Three takes, no do-overs; The Bronx are a bunch of guys from LA who embody the hardcore ideals of community, confrontation and saying fuck you to authority. Like all the best punk bands they also stick a middle finger up at punk dogmatism.
With the band playing two highly anticapted shows in London this week, I chatted to Matt Caughthran about the difference between confronting and inspiring your audience, the thrill of a quick costume change, lazy punk bands, being at the vanguard of UNESCO’s efforts to preserve Jalisco heritage, and calling bullshit on Bono.
Hello, Is this The Bronx?
Hello sir, it certainly is. I’m Matthew David Caughthran. I’m an Aquarius. Born in Bellflower, CA., February 13 1979, son of David and Judy. I feel a kinship with water and dogs.
I guess that’s all part of being an Aquarius..?
It certainly is.
So how are things in Europe?
We’ve been practicing a lot. We’ve been mainly doing the mariachi stuff.
It must be pretty crazy switching between the two all the time?
It can be a problem when we’ve not done one for a while, but when we’re in the zone we can do them back to back. We’ve been doing mariachi for a while, so it’ll be good to plug in and just let rip.
You’re playing two separate shows in different venues as the Bronx, and El Bronx on 17th December…
It’s going to be insane, if I’m being honest, but we thrive on those sorts of situations. It makes a show special. Getting changed on the underground and shit, if the crowd knows a band has been busting their ass to get across town to put on a show it caps off a great night.
Sounds pretty full on…
We’re not resting on our laurels, we’re looking forward to taking off the mariachi suits for a while (although we’ve loved that). The next record will be The Bronx, the best we’ve made yet.
A lot of people dream of being in one band, you guys are in two…
Yeah, it is a lot of fucking work, but being busy is good, keeps you happy. We want to put all that energy in to our connection with the audience.
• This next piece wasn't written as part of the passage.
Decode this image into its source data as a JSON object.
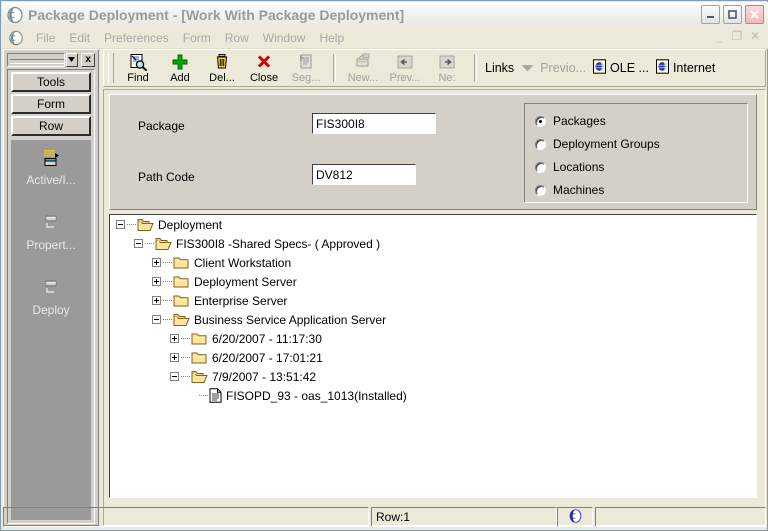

Joby [J. Ford – guitarist] has said “Punk hasn’t existed for 20 years, any band who calls themselves punk has no grasp on reality…” so that makes you..?
He’s right to a certain extent. Punk is an idea, not a sonic issue. There are ‘punk bands’ all over the place if by that you mean loud guitars, aggressive drums and angry vocals. You can get that shit in any town, any day of the week.
For us the idea and the attitude is of doing something different in the name of art, and saying fuck you to the status quo. I’m not going to say that doesn’t happen at all, but not a lot. This is a good time for art, creativity and music, but in a lot of people the attitude is lacking.
Is starting a mariachi band the most punk thing a punk band could do?
Well, if you’re in a band you’re given this license to do what you love, and people pay hard-earned money to buy your records and listen to your music. For them to hear the same shit over and over again… it’s a slap in the face!
Most people who buy music are people who’d kill to have the chance to be in your position. And with a lot of bands, to have all these people who are gifted and talented at making music only to sit on their asses and make the same shit over and over again for a paycheck.
Did you really start El Bronx on a whim?
It definitely started on a whim. But we’ve grown in to it and love it.
Does it have any connection to the plight of migrants and the Latino community?
I’m a deeply compassionate man, but I certainly don’t feel anyone’s plight. I don’t imagine myself in the body of a starving child, and I think people who say things like that come across more than a little arrogant.
I’m not Madonna or Bono with their millions of dollars and their false stances, but I have a heart. I put human decency first as that was how I was raised, I always side with compassion.
UNESCO have declared mariachi an endangered cultural treasure…
Really? We’ve never tried to be ambassadors for mariachi, but we love it and care about it as a beautiful art form. If people get to hear it for the first time via us, then that is a beautiful thing.
It is a bit worrying how few bands there are now-a-days. I mean, it’s gotten to the point where Mariachis in LA are unionising to avoid being ripped off or hustled by bookers or promoters. I’m hoping we’re not going to see the end of a beautiful style of music.
Are you the first guys to take mariachi to Finland and Sweden?
I don’t know, but the crowd’s reactions have been fucking amazing. We’re not selling out arenas or anything like that, but the gerneral attitude has been loads of people excited by music, and that’s what counts!
This post originally appeared on Spoonfed on 14 December 2011